◆ **WORK TO COMPLETE**: From the entries below, list each line with "بيانات".

◆ **Dataset rows for apps and sites**:

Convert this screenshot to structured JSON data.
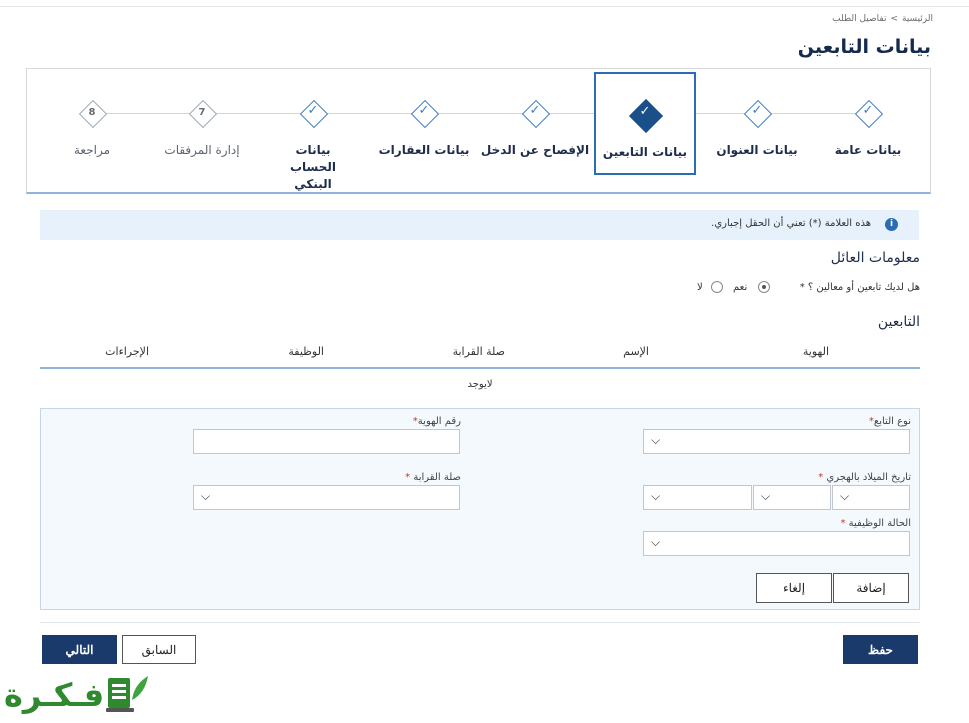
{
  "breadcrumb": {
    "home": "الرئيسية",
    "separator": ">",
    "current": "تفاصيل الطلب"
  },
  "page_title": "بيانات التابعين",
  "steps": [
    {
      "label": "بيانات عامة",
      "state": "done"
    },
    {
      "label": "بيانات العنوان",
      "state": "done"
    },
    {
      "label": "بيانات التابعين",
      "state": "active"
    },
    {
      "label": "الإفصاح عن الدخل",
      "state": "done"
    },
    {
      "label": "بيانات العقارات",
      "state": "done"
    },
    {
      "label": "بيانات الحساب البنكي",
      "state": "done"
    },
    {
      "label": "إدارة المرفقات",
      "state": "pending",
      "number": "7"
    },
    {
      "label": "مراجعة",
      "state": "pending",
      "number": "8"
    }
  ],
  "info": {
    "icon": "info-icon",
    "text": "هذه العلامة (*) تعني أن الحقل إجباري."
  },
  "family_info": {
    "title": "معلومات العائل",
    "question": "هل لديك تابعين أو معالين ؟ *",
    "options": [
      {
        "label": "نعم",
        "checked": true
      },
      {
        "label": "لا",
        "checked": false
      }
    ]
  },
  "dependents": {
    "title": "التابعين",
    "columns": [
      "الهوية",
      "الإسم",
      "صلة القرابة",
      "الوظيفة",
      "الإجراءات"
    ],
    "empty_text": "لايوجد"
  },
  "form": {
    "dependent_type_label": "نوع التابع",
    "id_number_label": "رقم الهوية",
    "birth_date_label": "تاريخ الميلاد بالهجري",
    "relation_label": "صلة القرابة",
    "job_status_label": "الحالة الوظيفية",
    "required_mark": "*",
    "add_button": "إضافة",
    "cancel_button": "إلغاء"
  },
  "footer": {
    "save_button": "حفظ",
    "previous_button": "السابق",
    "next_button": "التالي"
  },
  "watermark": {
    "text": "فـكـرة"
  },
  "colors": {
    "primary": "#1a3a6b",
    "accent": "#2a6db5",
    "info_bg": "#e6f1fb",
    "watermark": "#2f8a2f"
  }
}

◆ **SOLVED PROBLEM**:
  "page_title": "بيانات التابعين",
      "label": "بيانات عامة",
      "label": "بيانات العنوان",
      "label": "بيانات التابعين",
      "label": "بيانات العقارات",
      "label": "بيانات الحساب البنكي",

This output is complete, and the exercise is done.